The state min_cost will take 76 cycles because as we discussed in the High level design, we implemented four 2-input comparator in our design so we need 76 cycles to get the minimum distance out of 304 distance. In C code this step takes 304 loops to get the minimum distance.

Then we move to the state upd_minc in which we will update the shortest array.

Next, we will move to the state upd_dist in which we will update the distance registerfile and the neighbor registerfile in one cycle. Our 304 M10k block each representing a column in Table 1 allows us to achieve such a quick update. In C code, this step takes 304 loops, updating a storage cell in distance array and neighbor array in each loop.
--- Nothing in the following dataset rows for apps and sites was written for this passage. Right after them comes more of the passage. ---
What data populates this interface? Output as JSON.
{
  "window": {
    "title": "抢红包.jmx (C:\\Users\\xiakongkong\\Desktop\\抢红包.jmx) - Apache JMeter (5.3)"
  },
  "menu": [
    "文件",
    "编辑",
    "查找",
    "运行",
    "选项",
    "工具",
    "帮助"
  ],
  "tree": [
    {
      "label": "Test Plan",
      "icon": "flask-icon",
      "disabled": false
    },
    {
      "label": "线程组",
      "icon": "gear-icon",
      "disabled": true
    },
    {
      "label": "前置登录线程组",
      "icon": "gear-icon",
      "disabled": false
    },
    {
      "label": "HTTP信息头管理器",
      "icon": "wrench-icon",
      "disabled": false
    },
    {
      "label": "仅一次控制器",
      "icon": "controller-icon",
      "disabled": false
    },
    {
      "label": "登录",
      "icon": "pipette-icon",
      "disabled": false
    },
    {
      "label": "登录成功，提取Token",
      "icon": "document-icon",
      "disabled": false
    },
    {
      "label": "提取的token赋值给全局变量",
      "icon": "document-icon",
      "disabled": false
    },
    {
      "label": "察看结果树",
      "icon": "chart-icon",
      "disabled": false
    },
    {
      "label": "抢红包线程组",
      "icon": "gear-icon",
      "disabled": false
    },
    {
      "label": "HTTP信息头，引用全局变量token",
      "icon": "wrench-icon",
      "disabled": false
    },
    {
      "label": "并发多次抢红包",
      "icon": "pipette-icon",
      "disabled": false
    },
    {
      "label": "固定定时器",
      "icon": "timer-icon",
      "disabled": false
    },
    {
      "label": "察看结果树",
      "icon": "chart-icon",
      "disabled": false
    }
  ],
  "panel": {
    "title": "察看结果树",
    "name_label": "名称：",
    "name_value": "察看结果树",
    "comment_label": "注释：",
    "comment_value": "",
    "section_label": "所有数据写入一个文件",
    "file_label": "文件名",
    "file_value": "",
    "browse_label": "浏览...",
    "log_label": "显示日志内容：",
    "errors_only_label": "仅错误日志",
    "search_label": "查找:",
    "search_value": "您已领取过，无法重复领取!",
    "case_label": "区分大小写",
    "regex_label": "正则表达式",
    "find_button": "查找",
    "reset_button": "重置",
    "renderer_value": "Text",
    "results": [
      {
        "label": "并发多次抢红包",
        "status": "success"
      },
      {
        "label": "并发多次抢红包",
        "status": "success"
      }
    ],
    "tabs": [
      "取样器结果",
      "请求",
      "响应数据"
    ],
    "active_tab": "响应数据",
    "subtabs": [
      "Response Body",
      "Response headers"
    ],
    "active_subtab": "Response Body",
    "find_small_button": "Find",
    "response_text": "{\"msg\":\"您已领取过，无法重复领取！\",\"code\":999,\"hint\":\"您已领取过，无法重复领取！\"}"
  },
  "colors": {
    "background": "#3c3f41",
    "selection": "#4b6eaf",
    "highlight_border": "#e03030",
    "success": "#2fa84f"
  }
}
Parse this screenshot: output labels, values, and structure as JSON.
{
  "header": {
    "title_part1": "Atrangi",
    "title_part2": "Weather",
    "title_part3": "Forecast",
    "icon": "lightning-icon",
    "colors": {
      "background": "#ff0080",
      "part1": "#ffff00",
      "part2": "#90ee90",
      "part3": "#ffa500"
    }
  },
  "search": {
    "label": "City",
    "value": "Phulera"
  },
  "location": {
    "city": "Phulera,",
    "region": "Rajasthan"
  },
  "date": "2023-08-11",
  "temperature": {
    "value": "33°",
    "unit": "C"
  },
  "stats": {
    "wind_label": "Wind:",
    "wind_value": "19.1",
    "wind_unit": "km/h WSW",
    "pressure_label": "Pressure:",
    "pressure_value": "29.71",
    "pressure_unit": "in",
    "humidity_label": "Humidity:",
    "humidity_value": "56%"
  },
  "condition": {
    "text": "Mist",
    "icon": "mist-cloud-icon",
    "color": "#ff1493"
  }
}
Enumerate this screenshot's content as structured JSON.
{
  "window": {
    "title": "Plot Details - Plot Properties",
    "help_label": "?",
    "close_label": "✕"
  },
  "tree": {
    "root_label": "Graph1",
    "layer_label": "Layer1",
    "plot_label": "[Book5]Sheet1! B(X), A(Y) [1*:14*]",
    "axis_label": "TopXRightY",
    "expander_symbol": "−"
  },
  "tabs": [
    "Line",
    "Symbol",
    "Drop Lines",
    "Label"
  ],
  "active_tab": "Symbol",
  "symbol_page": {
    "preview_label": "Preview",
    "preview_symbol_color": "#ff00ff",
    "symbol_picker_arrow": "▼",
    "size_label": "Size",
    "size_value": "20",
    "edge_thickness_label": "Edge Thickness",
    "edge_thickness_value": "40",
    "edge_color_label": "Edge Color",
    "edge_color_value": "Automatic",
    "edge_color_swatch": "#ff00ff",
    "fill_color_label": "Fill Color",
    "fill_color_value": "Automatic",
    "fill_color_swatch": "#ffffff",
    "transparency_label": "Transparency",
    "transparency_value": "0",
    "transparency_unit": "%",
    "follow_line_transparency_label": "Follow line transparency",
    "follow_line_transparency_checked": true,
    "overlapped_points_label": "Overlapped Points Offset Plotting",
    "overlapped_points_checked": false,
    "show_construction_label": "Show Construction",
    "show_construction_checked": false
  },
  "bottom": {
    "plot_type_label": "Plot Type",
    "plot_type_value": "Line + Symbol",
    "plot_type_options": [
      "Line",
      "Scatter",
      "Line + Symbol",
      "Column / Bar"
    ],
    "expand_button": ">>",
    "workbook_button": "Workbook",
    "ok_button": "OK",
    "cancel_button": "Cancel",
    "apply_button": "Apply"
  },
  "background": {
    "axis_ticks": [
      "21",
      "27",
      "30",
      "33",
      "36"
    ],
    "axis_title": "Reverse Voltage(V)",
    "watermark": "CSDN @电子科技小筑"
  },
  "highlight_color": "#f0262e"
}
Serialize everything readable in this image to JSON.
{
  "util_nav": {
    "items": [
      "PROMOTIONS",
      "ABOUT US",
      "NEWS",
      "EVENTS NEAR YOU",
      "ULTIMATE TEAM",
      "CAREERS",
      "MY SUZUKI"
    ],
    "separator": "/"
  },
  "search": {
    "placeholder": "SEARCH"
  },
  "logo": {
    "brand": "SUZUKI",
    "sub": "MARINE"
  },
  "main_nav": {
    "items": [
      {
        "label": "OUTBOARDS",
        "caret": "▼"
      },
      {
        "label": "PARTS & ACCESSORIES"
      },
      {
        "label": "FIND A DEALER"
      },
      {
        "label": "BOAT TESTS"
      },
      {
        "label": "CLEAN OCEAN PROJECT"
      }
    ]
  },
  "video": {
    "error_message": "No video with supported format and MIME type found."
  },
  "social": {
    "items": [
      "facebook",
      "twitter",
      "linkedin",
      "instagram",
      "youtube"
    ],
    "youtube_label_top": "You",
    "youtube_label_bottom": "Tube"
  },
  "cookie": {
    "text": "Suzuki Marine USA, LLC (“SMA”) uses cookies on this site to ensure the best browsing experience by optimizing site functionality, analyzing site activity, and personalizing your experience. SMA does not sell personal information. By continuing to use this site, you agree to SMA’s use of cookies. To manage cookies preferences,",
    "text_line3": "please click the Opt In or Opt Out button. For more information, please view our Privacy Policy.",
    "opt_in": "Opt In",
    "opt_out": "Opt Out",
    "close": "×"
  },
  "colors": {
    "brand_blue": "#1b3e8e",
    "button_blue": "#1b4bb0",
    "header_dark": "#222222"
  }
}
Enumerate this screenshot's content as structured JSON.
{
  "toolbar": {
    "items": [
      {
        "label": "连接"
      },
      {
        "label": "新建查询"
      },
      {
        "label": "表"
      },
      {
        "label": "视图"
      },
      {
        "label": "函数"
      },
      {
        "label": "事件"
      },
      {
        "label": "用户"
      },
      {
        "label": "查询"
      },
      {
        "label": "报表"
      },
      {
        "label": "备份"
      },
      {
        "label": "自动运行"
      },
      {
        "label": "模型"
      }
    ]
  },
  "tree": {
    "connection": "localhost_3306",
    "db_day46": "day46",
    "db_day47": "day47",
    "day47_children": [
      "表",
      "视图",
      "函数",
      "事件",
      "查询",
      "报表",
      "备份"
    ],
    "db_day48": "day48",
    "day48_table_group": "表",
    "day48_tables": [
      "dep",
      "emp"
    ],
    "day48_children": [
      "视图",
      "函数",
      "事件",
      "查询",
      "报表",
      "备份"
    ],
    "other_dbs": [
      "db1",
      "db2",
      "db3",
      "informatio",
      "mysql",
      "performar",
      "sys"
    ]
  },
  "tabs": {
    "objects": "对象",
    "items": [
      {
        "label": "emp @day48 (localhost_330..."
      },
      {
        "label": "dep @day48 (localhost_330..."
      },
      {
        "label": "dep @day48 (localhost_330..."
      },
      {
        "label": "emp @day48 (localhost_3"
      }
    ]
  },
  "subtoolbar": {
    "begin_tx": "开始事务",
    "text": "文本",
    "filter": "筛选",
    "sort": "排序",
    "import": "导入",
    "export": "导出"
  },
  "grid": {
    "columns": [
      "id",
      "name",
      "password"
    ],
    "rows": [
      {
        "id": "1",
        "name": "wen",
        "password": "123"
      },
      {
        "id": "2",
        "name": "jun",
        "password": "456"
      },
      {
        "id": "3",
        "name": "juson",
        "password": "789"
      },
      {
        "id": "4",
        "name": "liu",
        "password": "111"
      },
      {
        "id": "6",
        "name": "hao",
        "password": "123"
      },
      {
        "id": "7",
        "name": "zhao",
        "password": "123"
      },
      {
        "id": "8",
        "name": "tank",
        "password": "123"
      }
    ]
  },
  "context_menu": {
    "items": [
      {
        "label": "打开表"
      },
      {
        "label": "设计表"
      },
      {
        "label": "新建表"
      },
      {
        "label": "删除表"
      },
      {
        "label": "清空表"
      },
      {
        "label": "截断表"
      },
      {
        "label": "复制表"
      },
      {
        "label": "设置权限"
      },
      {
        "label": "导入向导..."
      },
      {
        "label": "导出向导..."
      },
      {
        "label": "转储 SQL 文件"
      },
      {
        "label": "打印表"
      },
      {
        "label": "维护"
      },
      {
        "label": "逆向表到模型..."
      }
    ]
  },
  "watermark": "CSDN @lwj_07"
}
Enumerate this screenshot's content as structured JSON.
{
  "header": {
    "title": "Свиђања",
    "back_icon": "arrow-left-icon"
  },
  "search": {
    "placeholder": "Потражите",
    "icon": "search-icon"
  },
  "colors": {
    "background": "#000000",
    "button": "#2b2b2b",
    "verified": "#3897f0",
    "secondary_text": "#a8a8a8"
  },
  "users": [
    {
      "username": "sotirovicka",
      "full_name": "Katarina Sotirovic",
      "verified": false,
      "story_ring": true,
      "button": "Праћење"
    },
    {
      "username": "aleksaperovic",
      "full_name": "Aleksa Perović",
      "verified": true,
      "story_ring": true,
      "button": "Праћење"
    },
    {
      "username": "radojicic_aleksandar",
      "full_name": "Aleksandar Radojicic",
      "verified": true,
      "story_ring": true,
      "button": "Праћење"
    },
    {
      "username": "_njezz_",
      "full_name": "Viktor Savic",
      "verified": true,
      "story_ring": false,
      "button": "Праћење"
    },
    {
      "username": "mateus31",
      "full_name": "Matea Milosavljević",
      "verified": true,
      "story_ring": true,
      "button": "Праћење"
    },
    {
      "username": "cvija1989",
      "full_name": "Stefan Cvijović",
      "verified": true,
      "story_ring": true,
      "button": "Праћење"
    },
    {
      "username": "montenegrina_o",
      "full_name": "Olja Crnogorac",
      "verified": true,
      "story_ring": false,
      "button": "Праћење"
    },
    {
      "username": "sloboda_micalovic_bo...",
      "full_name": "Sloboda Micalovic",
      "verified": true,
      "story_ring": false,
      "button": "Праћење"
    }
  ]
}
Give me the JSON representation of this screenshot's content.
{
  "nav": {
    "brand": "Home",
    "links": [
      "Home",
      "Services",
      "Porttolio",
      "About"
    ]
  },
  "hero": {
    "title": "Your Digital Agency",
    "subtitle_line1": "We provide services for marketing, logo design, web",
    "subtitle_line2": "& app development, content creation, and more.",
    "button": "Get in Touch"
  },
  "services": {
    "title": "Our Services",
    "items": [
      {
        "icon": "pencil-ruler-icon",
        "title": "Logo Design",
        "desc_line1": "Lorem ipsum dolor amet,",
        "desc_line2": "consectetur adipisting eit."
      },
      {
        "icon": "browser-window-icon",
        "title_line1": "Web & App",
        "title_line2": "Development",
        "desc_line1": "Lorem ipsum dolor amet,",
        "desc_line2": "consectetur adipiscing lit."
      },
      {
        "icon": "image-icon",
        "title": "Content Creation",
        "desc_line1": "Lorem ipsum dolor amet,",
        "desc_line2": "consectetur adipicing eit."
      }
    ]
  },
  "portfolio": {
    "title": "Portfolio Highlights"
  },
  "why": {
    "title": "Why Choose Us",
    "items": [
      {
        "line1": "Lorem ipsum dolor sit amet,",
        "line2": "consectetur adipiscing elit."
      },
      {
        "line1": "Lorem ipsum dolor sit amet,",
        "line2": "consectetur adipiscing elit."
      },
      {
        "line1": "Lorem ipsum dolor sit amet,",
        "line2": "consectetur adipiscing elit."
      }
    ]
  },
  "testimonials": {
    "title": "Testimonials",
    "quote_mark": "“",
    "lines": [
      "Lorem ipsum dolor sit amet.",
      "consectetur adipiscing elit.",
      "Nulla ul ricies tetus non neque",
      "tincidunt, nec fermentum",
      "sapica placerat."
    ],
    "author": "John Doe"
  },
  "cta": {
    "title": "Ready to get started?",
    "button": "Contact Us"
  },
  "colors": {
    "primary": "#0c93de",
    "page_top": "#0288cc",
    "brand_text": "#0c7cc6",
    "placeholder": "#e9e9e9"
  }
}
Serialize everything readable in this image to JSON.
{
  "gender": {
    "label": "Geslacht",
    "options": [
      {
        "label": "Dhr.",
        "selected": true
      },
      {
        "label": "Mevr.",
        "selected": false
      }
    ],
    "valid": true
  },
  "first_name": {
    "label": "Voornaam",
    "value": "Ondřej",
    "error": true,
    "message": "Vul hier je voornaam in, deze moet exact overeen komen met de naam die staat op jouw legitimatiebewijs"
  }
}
Then we will move back to the state min_cost2 until we repeat such flow by 303 times, which is corresponding to the second loop in C code. We can’t decrease the iteration times here and once the flow iterates 303 times, we will move to the state done.

Once we get to the state done, we need to transmit the data in distance registerfile and neighbor registerfile back to the HPS. Therefore, we need to add some parallel I/O port in Qsys to build the connection between FPGA and HPS. The added Parallel I/O ports are shown above.

clk_HPS is the clock signal generated by HPS to drive the circuit on FPGA.

reset is also generated by HPS to control the reset time on FPGA.

start is an output of HPS to transmit the start location to FPGA.

state is an input of HPS which tells HPS when the FPGA moves to the state done.

neighbor_out and distance out are input of HPS which transmit the data in distance registerfile and neighbor registerfile to HPS serially.

trans_count will count 304 times to make the distance_out and neighbot_out complete their transmission.

We start our C code design from the Figure 1, the very simple map. After we make sure that we can correctly implement that, we try some other self-made simple map to verify the correctness. Then we extend our map to 304 locations and implement it in C code. We run the code on HPS side and get the calculation time approximately 5ms.

When we move to the implementation on FPGA, we first test it using Modelsim. When we set the clock period to 20ns (clock frequency = 50 Mhz) which is the same as the clock frequency we use on FPGA board, we find that it takes roughly 5000 us to complete the process. And we write list of the data of distance registerfile and neighbor register file out, comparing it with the result of C code to verify the correctness of our Verilog code.

Then we use Quartus to program our code on FPGA. We can get the exactly run time displayed on console window which is almost the same as our expectation, 0.5ms. Also, we can get same shortest distance and shortest route by FPGA and HPS only.

To make our map system more friendly to someone who doesn't know Chinese location well, we can use mouse to choose the start location and destination on the VGA screen besides typing their names. The following pictures shows the process that we use mouse to make the selection.

In this project, we successfully implemented the Dijkstra algorithm both on FPGA and HPS to find the shortest distance and route between two stations among the railway network of China. We want to take use of the advantage of parallel data processing of the FPGA to accelerate the Dijkstra algorithm and we get an ideal result that the FPGA computation speed of this program is 10 times faster than that by HPS only. The display on VGA screen also meets our expectation. In the future, we can try some other algorithm applicable for searching shortest path which may require less storage and may be more suitable for parallel computing. Also, we can try to make our system more friendly to users.

The group approves this report for inclusion on the course website.

The group approves the video for inclusion on the course youtube channel. Click **Video is here!** to go to youtube video.

**Reference**

[1] Richards, Hamilton. "Edsger Wybe Dijkstra". A.M. Turing Award. Association for Computing Machinery. Retrieved October 16, 2017.

[2] Land, Bruce. “Univ Computer Graphics.” DE1-SoC: University Computer. Graphics, Audio, IPC. Cornell ece5760.